That’s because Closetbox follows its own unique model. The company claims to be the only full-service storage company that uses an asset-light, shared economy model by using excess capacity in the existing logistics network to pick up and deliver storage. In other words the company doesn’t have a massive labor force or require its own real estate, but instead relies on existing moving companies to fulfill its customers’ needs.

Closetbox CEO Marcus Mollmann noted that the company operates through a partnership with a number of providers all over the country. Those partners include logistics companies, movers or “anyone with a truck,” he said.

“But all our partners picking up household goods are registered household carriers and licensed professional movers,” Mollman said.

Its network of partners continues to grow, allowing the company to continue its expansion.

Closetbox CEO Marcus Mollman.

How it works

Customers use Closetbox to book storage, and local movers pick up the items from a customer’s home. Closetbox then stores the belongings in a secure, temperature-controlled facility that it leases. It also creates a digital inventory for all the items being stored so they can be returned easily if needed.

“I think they enjoy working with us so every day we get additional requests to do business and help drive new storage customers to our partners,” Mollmann said.

Most other full-service providers own their own trucks and/or warehouses, which can make running their business more costly and expansion more difficult, he said. Closetbox leases about 26 million square feet of storage space.

“We run a more efficient business so we can pass those savings to our customers,” Mollmann said.

“We work with our partners to do pickups and deliveries of storage items, and those partners have excess capacities on their trucks,” Mollmann explained. “So we are able to move customers’ belongings at a lower cost and we pass those savings on to our customers so that we can provide full-service storage at the cost of self-storage.”

Approaching profitability

Closetbox has a number of competitors including startups MakeSpace and Omni, and bigger traditional companies such as PODS and Public Storage.

With 38 employees, Mollmann said the company is not yet profitable but “getting pretty close.” Eventually, it plans to expand internationally. But for now, Closetbox is focused on gaining more customers in the markets it’s already in. Existing locations include Seattle, San Francisco, Los Angeles, Houston, Atlanta and Cincinnati.
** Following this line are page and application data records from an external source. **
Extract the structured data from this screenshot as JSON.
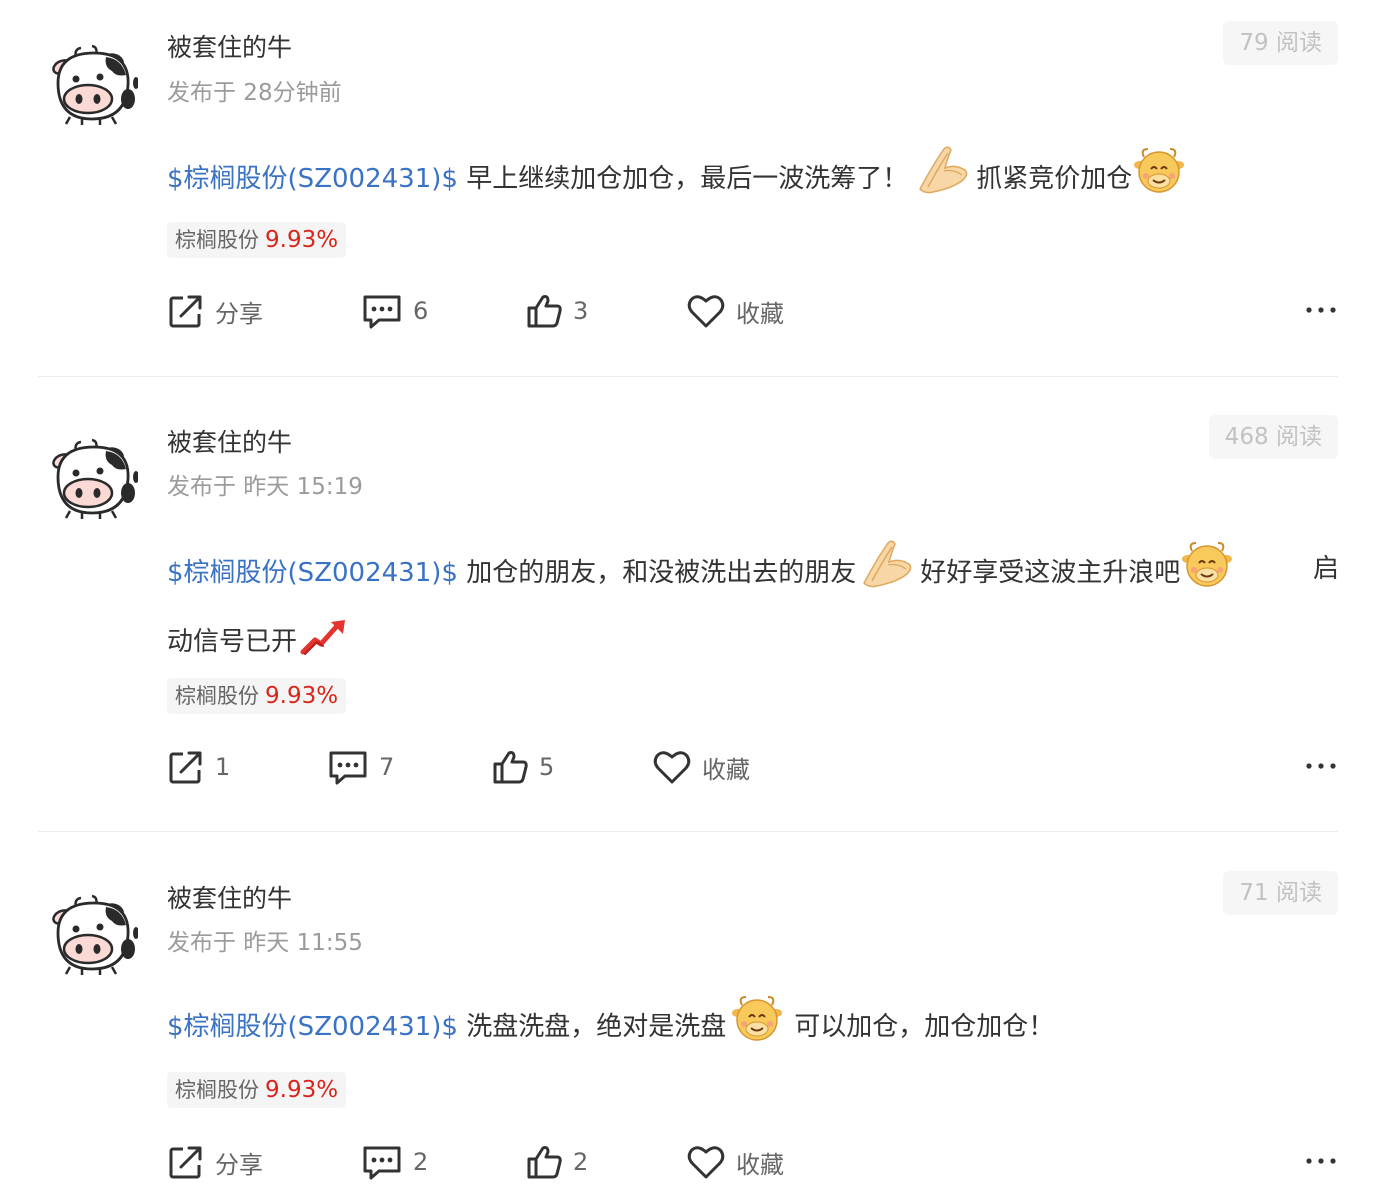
{
  "posts": [
    {
      "author": "被套住的牛",
      "published": "发布于 28分钟前",
      "reads": "79 阅读",
      "content_lines": [
        [
          {
            "type": "link",
            "text": "$棕榈股份(SZ002431)$"
          },
          {
            "type": "text",
            "text": " 早上继续加仓加仓，最后一波洗筹了！"
          },
          {
            "type": "emoji",
            "icon": "praying-hands-icon"
          },
          {
            "type": "text",
            "text": "抓紧竞价加仓"
          },
          {
            "type": "emoji",
            "icon": "cow-face-icon"
          }
        ]
      ],
      "stock_tag": {
        "name": "棕榈股份",
        "change": "9.93%"
      },
      "actions": {
        "share": "分享",
        "comments": "6",
        "likes": "3",
        "favorite": "收藏"
      }
    },
    {
      "author": "被套住的牛",
      "published": "发布于 昨天 15:19",
      "reads": "468 阅读",
      "content_lines": [
        [
          {
            "type": "link",
            "text": "$棕榈股份(SZ002431)$"
          },
          {
            "type": "text",
            "text": " 加仓的朋友，和没被洗出去的朋友"
          },
          {
            "type": "emoji",
            "icon": "praying-hands-icon"
          },
          {
            "type": "text",
            "text": "好好享受这波主升浪吧"
          },
          {
            "type": "emoji",
            "icon": "cow-face-icon"
          },
          {
            "type": "text",
            "text": "启"
          }
        ],
        [
          {
            "type": "text",
            "text": "动信号已开"
          },
          {
            "type": "emoji",
            "icon": "trend-up-icon"
          }
        ]
      ],
      "stock_tag": {
        "name": "棕榈股份",
        "change": "9.93%"
      },
      "actions": {
        "share": "1",
        "comments": "7",
        "likes": "5",
        "favorite": "收藏"
      }
    },
    {
      "author": "被套住的牛",
      "published": "发布于 昨天 11:55",
      "reads": "71 阅读",
      "content_lines": [
        [
          {
            "type": "link",
            "text": "$棕榈股份(SZ002431)$"
          },
          {
            "type": "text",
            "text": " 洗盘洗盘，绝对是洗盘"
          },
          {
            "type": "emoji",
            "icon": "cow-face-icon"
          },
          {
            "type": "text",
            "text": "可以加仓，加仓加仓！"
          }
        ]
      ],
      "stock_tag": {
        "name": "棕榈股份",
        "change": "9.93%"
      },
      "actions": {
        "share": "分享",
        "comments": "2",
        "likes": "2",
        "favorite": "收藏"
      }
    }
  ],
  "colors": {
    "link": "#3a72c6",
    "gain": "#d9251c",
    "muted": "#9b9b9b"
  },
  "icons": {
    "avatar": "cow-avatar-icon",
    "share": "share-icon",
    "comment": "comment-icon",
    "like": "thumbs-up-icon",
    "favorite": "heart-icon",
    "more": "more-icon"
  }
}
“We see a lot of opportunity to expand in the footprint we’ve already built,” he said. “We have a few large markets.”

Mary Ann Azevedo